[Interface dataset entries]
****************************************

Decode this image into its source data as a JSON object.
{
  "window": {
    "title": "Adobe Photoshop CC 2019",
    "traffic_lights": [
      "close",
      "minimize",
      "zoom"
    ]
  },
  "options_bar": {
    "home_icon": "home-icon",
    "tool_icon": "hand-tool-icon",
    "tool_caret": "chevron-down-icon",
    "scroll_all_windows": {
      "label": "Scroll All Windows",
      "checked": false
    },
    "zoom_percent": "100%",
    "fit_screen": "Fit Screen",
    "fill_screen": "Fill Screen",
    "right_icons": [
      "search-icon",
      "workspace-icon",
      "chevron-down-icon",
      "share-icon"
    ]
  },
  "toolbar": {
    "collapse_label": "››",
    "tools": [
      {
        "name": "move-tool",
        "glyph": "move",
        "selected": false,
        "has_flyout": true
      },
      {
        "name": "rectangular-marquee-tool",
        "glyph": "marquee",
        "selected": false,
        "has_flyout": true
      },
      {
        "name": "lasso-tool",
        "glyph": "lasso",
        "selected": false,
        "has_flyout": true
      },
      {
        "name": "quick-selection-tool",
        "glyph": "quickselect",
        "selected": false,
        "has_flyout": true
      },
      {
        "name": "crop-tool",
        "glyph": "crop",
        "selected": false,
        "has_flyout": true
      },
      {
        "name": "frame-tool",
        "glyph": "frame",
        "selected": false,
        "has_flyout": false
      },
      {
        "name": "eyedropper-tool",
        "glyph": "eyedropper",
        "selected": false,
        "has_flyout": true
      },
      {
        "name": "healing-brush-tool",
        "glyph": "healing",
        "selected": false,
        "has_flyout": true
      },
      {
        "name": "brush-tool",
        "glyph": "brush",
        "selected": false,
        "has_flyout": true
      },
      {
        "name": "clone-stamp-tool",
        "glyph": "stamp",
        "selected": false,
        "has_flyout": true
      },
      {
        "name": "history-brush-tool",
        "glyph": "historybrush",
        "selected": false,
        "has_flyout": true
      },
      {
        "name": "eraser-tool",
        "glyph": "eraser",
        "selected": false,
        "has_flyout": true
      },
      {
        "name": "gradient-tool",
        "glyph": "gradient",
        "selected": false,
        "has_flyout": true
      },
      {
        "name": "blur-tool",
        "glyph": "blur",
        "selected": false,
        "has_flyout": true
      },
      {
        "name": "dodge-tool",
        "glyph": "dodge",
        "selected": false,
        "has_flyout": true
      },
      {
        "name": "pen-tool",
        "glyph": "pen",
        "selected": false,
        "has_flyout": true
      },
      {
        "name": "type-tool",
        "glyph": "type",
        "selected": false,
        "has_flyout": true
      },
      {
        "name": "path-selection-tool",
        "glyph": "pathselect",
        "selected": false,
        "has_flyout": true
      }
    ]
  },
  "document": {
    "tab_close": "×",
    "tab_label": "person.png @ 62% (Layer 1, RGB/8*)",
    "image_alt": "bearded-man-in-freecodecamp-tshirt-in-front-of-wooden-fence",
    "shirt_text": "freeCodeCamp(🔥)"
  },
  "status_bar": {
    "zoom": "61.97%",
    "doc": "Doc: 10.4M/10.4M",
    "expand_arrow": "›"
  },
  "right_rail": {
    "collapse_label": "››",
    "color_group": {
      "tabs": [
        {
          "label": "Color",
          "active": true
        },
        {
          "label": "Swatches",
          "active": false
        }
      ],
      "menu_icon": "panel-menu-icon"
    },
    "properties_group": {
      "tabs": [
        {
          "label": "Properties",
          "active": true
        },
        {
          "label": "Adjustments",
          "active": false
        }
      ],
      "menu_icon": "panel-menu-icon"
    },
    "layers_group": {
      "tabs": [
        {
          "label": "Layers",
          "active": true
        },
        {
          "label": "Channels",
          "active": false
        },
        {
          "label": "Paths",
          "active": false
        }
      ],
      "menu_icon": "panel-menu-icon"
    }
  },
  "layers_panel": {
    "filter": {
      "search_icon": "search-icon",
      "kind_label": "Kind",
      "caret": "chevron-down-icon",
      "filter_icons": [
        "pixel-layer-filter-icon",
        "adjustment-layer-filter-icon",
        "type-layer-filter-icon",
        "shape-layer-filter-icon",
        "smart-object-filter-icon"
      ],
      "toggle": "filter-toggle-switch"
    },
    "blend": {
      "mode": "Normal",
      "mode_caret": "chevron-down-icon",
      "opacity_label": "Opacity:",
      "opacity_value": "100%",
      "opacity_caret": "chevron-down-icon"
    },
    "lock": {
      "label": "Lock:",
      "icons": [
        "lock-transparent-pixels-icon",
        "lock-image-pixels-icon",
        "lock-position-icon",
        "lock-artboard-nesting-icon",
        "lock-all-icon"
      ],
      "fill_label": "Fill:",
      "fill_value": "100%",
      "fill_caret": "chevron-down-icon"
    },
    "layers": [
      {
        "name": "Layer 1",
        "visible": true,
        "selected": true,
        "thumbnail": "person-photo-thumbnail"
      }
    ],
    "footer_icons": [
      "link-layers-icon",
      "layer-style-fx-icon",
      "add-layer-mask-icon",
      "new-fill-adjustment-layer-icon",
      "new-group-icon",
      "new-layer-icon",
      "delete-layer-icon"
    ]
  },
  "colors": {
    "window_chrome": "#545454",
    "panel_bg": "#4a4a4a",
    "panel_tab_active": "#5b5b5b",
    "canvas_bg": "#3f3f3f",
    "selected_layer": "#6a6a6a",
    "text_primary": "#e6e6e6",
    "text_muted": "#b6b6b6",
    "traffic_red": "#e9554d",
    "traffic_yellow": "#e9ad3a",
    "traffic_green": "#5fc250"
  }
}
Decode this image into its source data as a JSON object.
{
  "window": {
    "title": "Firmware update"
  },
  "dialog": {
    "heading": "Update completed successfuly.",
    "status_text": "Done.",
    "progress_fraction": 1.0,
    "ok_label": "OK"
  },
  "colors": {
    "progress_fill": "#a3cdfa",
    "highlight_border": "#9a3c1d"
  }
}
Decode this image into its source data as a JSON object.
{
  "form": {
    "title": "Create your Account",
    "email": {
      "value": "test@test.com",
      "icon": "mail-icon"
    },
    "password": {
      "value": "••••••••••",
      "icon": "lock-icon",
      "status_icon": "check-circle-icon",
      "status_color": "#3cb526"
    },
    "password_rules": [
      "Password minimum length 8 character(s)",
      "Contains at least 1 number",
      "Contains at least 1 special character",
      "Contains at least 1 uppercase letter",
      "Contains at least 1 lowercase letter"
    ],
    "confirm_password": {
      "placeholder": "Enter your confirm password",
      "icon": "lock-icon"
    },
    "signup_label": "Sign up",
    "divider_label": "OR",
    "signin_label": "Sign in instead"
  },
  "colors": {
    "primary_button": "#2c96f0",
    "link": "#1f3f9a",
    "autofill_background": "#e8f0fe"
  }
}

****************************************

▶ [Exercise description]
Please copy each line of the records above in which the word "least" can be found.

▶ [Reply]
      "Contains at least 1 number",
      "Contains at least 1 special character",
      "Contains at least 1 uppercase letter",
      "Contains at least 1 lowercase letter"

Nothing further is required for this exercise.